■ Dataset entries ■
_ _ _ _ _
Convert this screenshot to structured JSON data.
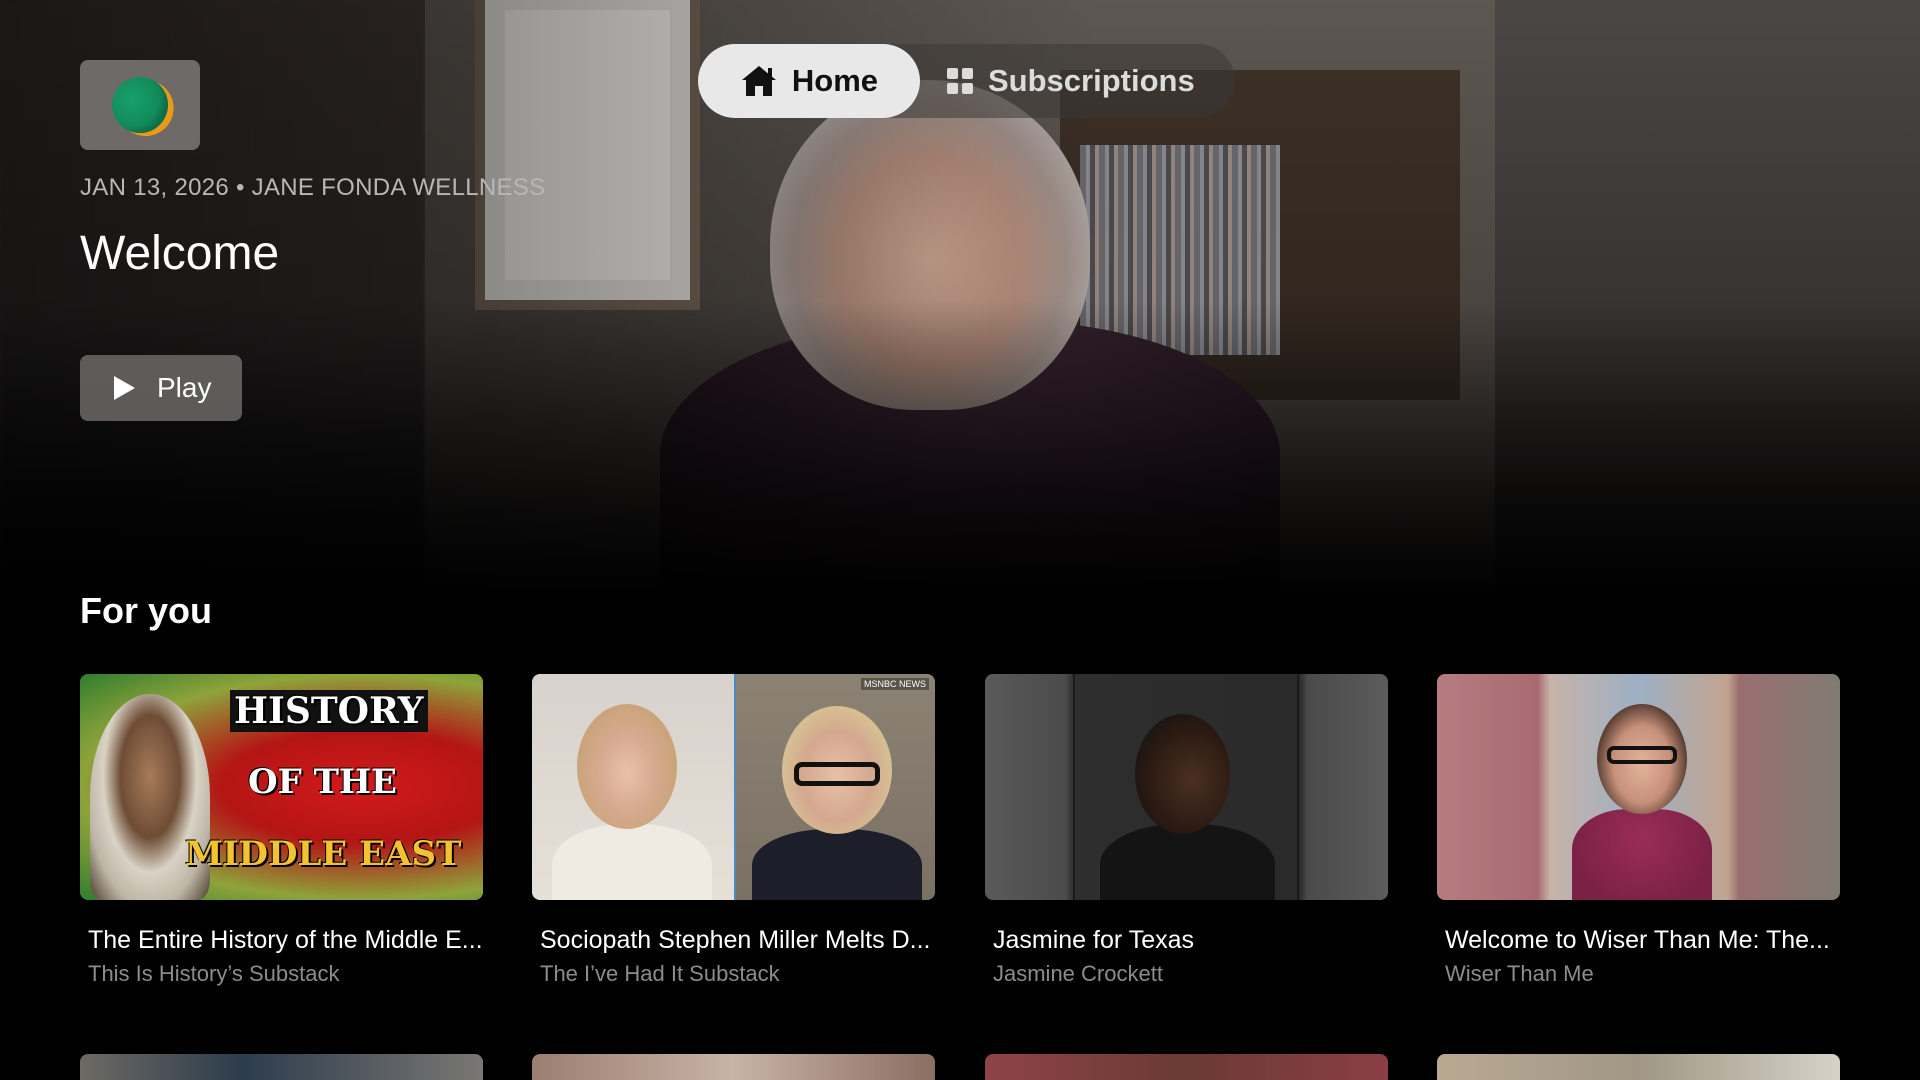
{
  "nav": {
    "tabs": [
      {
        "label": "Home",
        "icon": "home-icon",
        "active": true
      },
      {
        "label": "Subscriptions",
        "icon": "grid-icon",
        "active": false
      }
    ]
  },
  "hero": {
    "channel_logo": "channel-logo",
    "meta": "JAN 13, 2026 • JANE FONDA WELLNESS",
    "title": "Welcome",
    "play_label": "Play"
  },
  "section": {
    "title": "For you"
  },
  "cards": [
    {
      "title": "The Entire History of the Middle E...",
      "subtitle": "This Is History’s Substack",
      "thumb_text": [
        "HISTORY",
        "OF THE",
        "MIDDLE EAST"
      ]
    },
    {
      "title": "Sociopath Stephen Miller Melts D...",
      "subtitle": "The I’ve Had It Substack",
      "thumb_text": [
        "MSNBC NEWS"
      ]
    },
    {
      "title": "Jasmine for Texas",
      "subtitle": "Jasmine Crockett"
    },
    {
      "title": "Welcome to Wiser Than Me: The...",
      "subtitle": "Wiser Than Me"
    }
  ],
  "colors": {
    "background": "#000000",
    "active_tab_bg": "#e8e8e8",
    "subtitle_text": "#8e8c8a",
    "meta_text": "#b9b7b5"
  }
}
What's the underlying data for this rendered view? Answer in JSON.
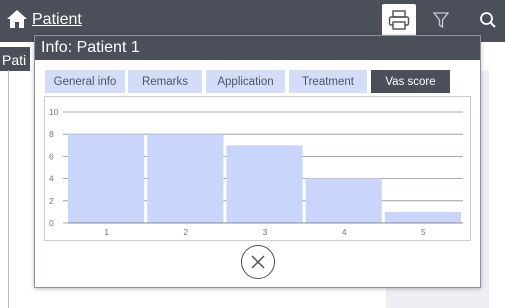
{
  "topbar": {
    "title": "Patient",
    "icons": [
      "home-icon",
      "printer-icon",
      "filter-icon",
      "search-icon"
    ]
  },
  "side": {
    "label": "Pati"
  },
  "dialog": {
    "title": "Info: Patient 1",
    "tabs": [
      {
        "label": "General info",
        "active": false
      },
      {
        "label": "Remarks",
        "active": false
      },
      {
        "label": "Application",
        "active": false
      },
      {
        "label": "Treatment",
        "active": false
      },
      {
        "label": "Vas score",
        "active": true
      }
    ],
    "close_icon": "close-circle-icon"
  },
  "colors": {
    "header": "#4a4f5a",
    "tab_inactive": "#d5dcf7",
    "bar": "#c9d5fa",
    "panel": "#edeff5"
  },
  "chart_data": {
    "type": "bar",
    "categories": [
      "1",
      "2",
      "3",
      "4",
      "5"
    ],
    "values": [
      8,
      8,
      7,
      4,
      1
    ],
    "yticks": [
      "0",
      "2",
      "4",
      "6",
      "8",
      "10"
    ],
    "ylim": [
      0,
      10
    ],
    "grid": true,
    "title": "",
    "xlabel": "",
    "ylabel": ""
  }
}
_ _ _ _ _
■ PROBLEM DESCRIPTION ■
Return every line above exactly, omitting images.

■ ANSWER TO THIS EXERCISE ■
Convert this screenshot to structured JSON data.
{
  "nav": {
    "tabs": [
      {
        "label": "Home",
        "icon": "home-icon",
        "active": true
      },
      {
        "label": "Subscriptions",
        "icon": "grid-icon",
        "active": false
      }
    ]
  },
  "hero": {
    "channel_logo": "channel-logo",
    "meta": "JAN 13, 2026 • JANE FONDA WELLNESS",
    "title": "Welcome",
    "play_label": "Play"
  },
  "section": {
    "title": "For you"
  },
  "cards": [
    {
      "title": "The Entire History of the Middle E...",
      "subtitle": "This Is History’s Substack",
      "thumb_text": [
        "HISTORY",
        "OF THE",
        "MIDDLE EAST"
      ]
    },
    {
      "title": "Sociopath Stephen Miller Melts D...",
      "subtitle": "The I’ve Had It Substack",
      "thumb_text": [
        "MSNBC NEWS"
      ]
    },
    {
      "title": "Jasmine for Texas",
      "subtitle": "Jasmine Crockett"
    },
    {
      "title": "Welcome to Wiser Than Me: The...",
      "subtitle": "Wiser Than Me"
    }
  ],
  "colors": {
    "background": "#000000",
    "active_tab_bg": "#e8e8e8",
    "subtitle_text": "#8e8c8a",
    "meta_text": "#b9b7b5"
  }
}
What's the underlying data for this rendered view? Answer in JSON.
{
  "topbar": {
    "title": "Patient",
    "icons": [
      "home-icon",
      "printer-icon",
      "filter-icon",
      "search-icon"
    ]
  },
  "side": {
    "label": "Pati"
  },
  "dialog": {
    "title": "Info: Patient 1",
    "tabs": [
      {
        "label": "General info",
        "active": false
      },
      {
        "label": "Remarks",
        "active": false
      },
      {
        "label": "Application",
        "active": false
      },
      {
        "label": "Treatment",
        "active": false
      },
      {
        "label": "Vas score",
        "active": true
      }
    ],
    "close_icon": "close-circle-icon"
  },
  "colors": {
    "header": "#4a4f5a",
    "tab_inactive": "#d5dcf7",
    "bar": "#c9d5fa",
    "panel": "#edeff5"
  },
  "chart_data": {
    "type": "bar",
    "categories": [
      "1",
      "2",
      "3",
      "4",
      "5"
    ],
    "values": [
      8,
      8,
      7,
      4,
      1
    ],
    "yticks": [
      "0",
      "2",
      "4",
      "6",
      "8",
      "10"
    ],
    "ylim": [
      0,
      10
    ],
    "grid": true,
    "title": "",
    "xlabel": "",
    "ylabel": ""
  }
}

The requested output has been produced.